In places such as Murrieta, California, and Oracle, Arizona, the message is clear: Thousands of immigrant children fleeing Central America are unwelcome in Small Town U.S.A.

The children, many of them arriving unaccompanied from El Salvador, Honduras and Guatemala, have traveled up to 3,000 miles across deserts and rivers, clinging to the tops of trains.

They sometimes face rape and beatings at the hands of "coyotes," smugglers who are paid thousands of dollars to sneak them across the southern border with Mexico.

Earlier this month in Murrieta, busloads of babies in their mothers' laps, teens, 'tweens and toddlers were turned back from a detainee facility.

They were met by screaming protesters waving and wearing American flags and bearing signs that read such things as "Return to Sender."

And so it goes. Southwest border towns, West Coast suburbs, and middle-America enclaves have become the newest battleground in the vitriolic political debate over immigration.

The showdowns highlight the scope and depth of challenges the Obama administration grapples with as officials try to use immigration-related fixes to resolve what politicians on both sides of the aisle have called "a humanitarian crisis."

Here's a snapshot of how things are playing out across the country:

Arizona: In Oracle, a town of roughly 3,700, protesters faced off Tuesday at Sycamore Canyon Academy, a nearby boys ranch that is to be used as a temporary housing facility for the immigrant minors, according to CNN affiliate KOLD.

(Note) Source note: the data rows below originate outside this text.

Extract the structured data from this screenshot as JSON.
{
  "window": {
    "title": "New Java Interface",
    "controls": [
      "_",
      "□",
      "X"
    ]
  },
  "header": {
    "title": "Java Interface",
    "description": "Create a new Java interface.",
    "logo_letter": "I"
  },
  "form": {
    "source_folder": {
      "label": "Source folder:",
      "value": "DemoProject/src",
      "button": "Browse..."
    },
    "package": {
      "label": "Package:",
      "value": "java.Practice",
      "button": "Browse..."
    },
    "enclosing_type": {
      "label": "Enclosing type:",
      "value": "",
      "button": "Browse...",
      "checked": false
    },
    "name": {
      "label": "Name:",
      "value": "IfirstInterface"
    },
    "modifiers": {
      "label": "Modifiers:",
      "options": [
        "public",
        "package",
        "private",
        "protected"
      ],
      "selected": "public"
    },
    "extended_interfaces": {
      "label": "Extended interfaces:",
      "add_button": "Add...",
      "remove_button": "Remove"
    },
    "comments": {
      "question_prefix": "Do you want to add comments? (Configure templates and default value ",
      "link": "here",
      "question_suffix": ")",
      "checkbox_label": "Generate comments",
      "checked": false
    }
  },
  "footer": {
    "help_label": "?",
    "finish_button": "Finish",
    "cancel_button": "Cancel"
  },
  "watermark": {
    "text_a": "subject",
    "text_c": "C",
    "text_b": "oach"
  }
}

Protesters representing both sides of the debate screamed and waved signs reading such things as "Send 'em to Coyote Obama," according to video from CNN affiliate KPNX. One man trumpeted a Mariachi-version of the "Star-Spangled Banner" as people around him yelled. Protesters even tried to stop a bus of kids from the local YMCA , which they had mistaken as the immigrant children. But the Central American children never arrived, according to media reports.

Pinal County Sheriff Paul Babeu said accepting the unaccompanied juvenile immigrants only encourages more to come.

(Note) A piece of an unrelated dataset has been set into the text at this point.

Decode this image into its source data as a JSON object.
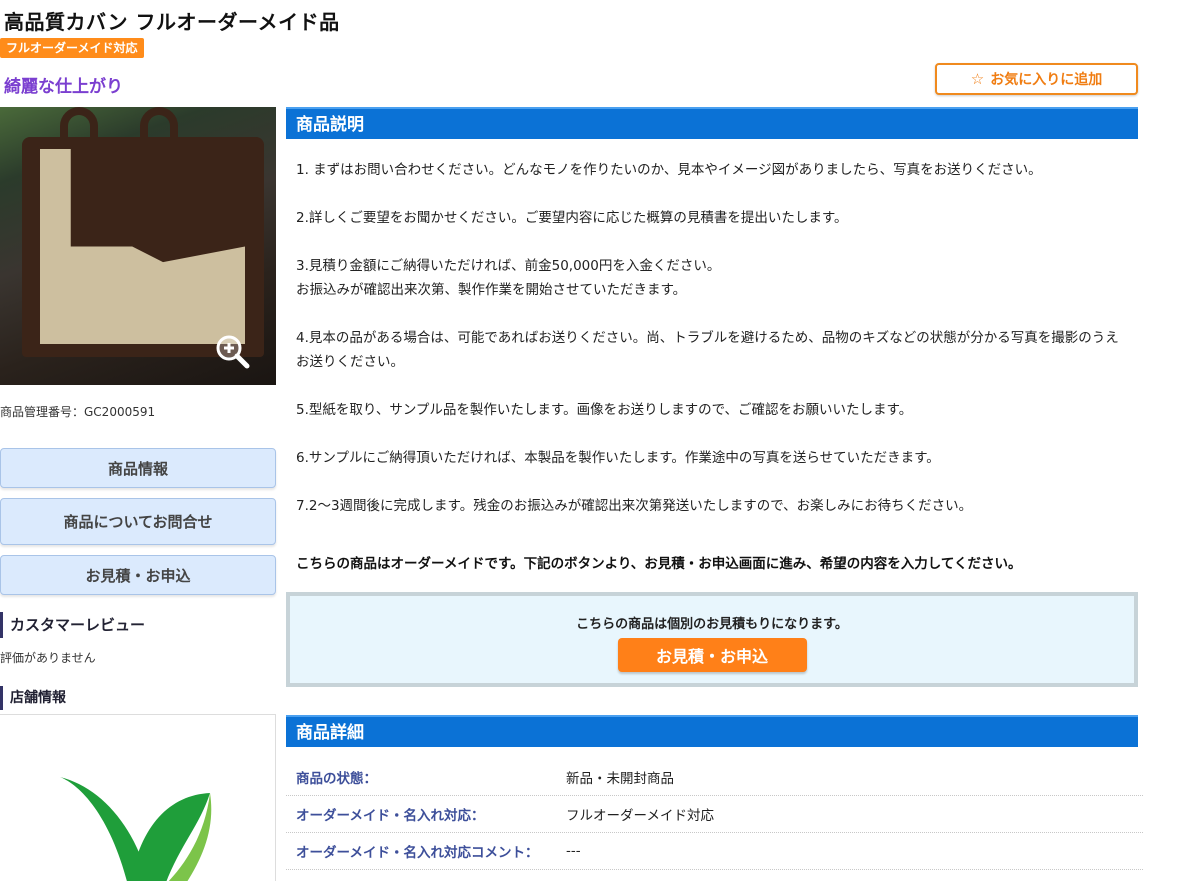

"Their very hope was realized when we took them in. Nobody was turned back and what I believe, and I think a lot of Americans would agree, is instead of accepting these 90,000, they should have -- the humanitarian way to address this is reunite them with their families and their country of origin because this 90,000 is going to be hundreds of thousands," he told CNN's Chris Cuomo Wednesday.

"These children should be returned to their home country -- not to Oracle, Arizona, paid for by American taxpayers," Babeu said earlier in a statement on the department's Facebook page.

California: In sharp contrast to the reception similar children received in Murrieta, Central American immigrant children have been welcomed by the community of Fontana.

Just over 40 immigrants on Homeland Security buses arrived at the St. Joseph's Catholic Church there on Thursday and were greeted by staff and community donations of food, clothing and toys, according to CNN affiliate KTLA.

And a group of California state lawmakers headed to Central America on Monday to discuss the surge of immigrant children with leaders from that region, according to CNN affiliate KCRA.

Texas: Protestors in Waco, Texas, meanwhile, are demanding better conditions for the 250 men from El Salvador being held at the Jack Harwell Detention Center, according to CNN affiliate KCEN.

And the League City, Texas, City Council approved a proposal banning the housing or detention of undocumented immigrants within the city at a recent meeting, according to KHOU.

New Mexico: In Artesia, New Mexico, hundreds of residents turned out for a contentious town hall meeting to decry the hundreds of women and children being housed at the Federal Law Enforcement Training Center, a facility that also trains Border Patrol agents, according to CNN affiliate KOAT.

Iowa: Gov. Terry Branstad told CNN affiliate WHO on Monday that he does not want federal officials to send Central American children to his state, adding that by accepting them, the United States is sending "a signal to send kids illegally."

Some local aid groups are appalled.

"My God. This is a humanitarian crisis," said Kathleen McQuillen, the Iowa Program Director of American Friends Service Committee.

McQuillen's group, a Quaker-based organization, questions how the country could spend trillions on war and not have the pennies on those dollars to spend to take care of children in dire need.

She said, "It's a simple thing to begin to say, what's important in this world?"

Nebraska: At a National Governors Association meeting in Nashville earlier this month, Nebraska Gov. Dave Heineman complained that federal officials did not notify him that they were placing hundreds of immigrant children with family members in his state.